Wherever the word "JSON" turns up in a line of the entries, copy that line.

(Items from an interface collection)
|---|

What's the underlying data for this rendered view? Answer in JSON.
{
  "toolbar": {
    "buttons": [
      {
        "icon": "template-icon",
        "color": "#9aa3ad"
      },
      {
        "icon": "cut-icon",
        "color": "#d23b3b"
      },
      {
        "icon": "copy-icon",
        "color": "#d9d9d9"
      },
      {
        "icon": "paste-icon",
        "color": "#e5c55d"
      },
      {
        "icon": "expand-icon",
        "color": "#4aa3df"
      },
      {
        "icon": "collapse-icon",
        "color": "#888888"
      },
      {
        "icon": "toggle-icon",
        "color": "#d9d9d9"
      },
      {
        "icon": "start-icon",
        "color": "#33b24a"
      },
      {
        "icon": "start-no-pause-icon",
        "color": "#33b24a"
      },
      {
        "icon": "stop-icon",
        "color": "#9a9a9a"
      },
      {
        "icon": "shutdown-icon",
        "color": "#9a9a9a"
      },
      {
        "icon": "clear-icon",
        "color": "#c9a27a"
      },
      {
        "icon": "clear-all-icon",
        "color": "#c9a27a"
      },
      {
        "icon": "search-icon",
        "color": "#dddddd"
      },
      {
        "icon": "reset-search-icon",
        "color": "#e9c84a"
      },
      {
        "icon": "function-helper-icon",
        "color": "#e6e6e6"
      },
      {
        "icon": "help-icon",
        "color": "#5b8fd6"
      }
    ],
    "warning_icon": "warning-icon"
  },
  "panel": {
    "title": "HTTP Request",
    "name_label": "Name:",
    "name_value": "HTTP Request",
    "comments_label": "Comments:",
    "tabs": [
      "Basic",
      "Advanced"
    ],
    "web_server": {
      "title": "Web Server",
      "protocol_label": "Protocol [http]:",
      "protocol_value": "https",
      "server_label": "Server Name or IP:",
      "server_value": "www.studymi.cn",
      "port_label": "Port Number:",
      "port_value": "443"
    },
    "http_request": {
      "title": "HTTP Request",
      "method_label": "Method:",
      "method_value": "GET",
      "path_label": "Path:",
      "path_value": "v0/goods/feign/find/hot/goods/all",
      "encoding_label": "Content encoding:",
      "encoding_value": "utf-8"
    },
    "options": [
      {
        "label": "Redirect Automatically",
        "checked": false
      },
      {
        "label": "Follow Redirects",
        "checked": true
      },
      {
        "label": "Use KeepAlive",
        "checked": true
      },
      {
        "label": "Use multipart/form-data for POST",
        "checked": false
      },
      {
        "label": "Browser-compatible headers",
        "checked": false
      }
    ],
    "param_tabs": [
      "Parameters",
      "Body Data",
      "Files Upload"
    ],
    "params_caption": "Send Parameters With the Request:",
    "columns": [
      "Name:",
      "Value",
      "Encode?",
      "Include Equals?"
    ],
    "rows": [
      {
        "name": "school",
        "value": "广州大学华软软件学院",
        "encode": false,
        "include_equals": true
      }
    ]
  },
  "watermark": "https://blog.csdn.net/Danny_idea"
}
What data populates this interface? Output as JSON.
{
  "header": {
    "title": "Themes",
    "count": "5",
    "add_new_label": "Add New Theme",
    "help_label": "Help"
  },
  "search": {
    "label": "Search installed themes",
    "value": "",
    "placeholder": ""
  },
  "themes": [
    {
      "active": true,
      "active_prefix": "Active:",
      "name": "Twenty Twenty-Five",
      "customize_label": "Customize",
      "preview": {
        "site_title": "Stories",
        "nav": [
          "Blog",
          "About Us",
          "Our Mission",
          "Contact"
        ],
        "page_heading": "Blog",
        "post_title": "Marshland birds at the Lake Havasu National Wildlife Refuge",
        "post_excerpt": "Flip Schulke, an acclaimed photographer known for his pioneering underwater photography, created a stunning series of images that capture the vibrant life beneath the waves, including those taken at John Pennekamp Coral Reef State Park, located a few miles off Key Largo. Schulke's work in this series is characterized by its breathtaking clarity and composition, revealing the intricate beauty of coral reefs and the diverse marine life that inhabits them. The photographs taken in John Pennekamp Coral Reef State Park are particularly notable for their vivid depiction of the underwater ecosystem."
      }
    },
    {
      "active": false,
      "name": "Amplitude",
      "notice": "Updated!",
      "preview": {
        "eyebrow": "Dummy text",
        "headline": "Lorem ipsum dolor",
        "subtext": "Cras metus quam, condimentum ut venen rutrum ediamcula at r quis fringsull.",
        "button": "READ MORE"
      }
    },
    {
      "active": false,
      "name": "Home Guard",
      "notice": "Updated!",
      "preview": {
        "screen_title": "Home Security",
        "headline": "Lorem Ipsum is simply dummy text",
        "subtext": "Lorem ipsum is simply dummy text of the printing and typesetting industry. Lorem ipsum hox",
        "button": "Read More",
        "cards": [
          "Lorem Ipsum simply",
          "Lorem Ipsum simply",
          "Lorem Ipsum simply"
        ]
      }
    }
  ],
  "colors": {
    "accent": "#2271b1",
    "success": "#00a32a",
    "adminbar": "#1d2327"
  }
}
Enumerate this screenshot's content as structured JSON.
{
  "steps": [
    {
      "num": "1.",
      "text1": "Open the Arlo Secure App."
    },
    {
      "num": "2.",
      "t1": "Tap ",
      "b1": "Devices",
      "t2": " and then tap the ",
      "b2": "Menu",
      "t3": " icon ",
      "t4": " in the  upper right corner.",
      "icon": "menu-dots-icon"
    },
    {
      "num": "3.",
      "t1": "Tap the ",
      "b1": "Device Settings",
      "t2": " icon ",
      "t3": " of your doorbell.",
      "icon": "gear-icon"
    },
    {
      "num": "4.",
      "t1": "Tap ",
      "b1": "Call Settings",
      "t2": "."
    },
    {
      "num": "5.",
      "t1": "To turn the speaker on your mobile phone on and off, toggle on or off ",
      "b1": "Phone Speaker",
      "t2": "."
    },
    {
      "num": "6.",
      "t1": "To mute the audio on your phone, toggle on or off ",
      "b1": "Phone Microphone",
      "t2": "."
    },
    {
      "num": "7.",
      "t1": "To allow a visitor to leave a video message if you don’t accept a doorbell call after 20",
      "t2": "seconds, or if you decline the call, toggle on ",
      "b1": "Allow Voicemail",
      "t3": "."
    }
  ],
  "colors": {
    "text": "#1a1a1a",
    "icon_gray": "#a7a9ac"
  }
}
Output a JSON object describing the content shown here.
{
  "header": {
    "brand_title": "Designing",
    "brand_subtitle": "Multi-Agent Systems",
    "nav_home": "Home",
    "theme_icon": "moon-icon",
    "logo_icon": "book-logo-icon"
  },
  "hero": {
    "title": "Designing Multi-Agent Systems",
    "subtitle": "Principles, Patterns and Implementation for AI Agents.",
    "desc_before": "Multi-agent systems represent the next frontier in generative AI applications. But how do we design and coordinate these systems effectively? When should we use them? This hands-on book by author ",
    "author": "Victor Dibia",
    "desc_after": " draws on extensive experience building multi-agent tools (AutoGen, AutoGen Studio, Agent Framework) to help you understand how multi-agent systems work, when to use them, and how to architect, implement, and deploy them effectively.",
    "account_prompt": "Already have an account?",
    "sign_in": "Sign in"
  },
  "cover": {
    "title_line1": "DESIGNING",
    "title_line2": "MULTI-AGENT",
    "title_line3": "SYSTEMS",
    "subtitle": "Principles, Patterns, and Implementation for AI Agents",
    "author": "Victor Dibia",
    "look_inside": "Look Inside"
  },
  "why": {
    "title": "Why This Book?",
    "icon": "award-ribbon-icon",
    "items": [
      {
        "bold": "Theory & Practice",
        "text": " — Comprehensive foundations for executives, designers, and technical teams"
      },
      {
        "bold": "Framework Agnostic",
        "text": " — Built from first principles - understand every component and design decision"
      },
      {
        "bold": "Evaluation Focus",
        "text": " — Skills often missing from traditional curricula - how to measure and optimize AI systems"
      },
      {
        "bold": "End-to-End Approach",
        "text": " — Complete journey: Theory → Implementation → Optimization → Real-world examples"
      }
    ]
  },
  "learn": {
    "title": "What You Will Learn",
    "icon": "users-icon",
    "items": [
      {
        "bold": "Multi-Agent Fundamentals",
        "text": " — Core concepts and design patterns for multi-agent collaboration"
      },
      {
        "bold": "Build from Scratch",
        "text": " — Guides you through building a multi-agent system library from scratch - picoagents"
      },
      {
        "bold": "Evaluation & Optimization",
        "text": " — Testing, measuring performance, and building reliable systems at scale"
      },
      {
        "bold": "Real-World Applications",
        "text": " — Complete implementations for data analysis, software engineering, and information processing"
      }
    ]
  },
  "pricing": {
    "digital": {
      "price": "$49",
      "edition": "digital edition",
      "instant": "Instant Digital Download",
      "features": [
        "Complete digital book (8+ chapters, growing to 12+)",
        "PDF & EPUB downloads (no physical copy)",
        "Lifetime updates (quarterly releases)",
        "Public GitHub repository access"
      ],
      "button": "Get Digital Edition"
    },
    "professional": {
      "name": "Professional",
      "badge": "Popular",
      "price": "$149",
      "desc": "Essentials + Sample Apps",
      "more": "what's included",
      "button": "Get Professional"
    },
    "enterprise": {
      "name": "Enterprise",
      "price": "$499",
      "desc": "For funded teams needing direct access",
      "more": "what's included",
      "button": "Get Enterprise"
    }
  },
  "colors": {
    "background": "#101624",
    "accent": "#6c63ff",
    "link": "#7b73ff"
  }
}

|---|

--- Task output ---
What's the underlying data for this rendered view? Answer in JSON.
What data populates this interface? Output as JSON.
Enumerate this screenshot's content as structured JSON.
Output a JSON object describing the content shown here.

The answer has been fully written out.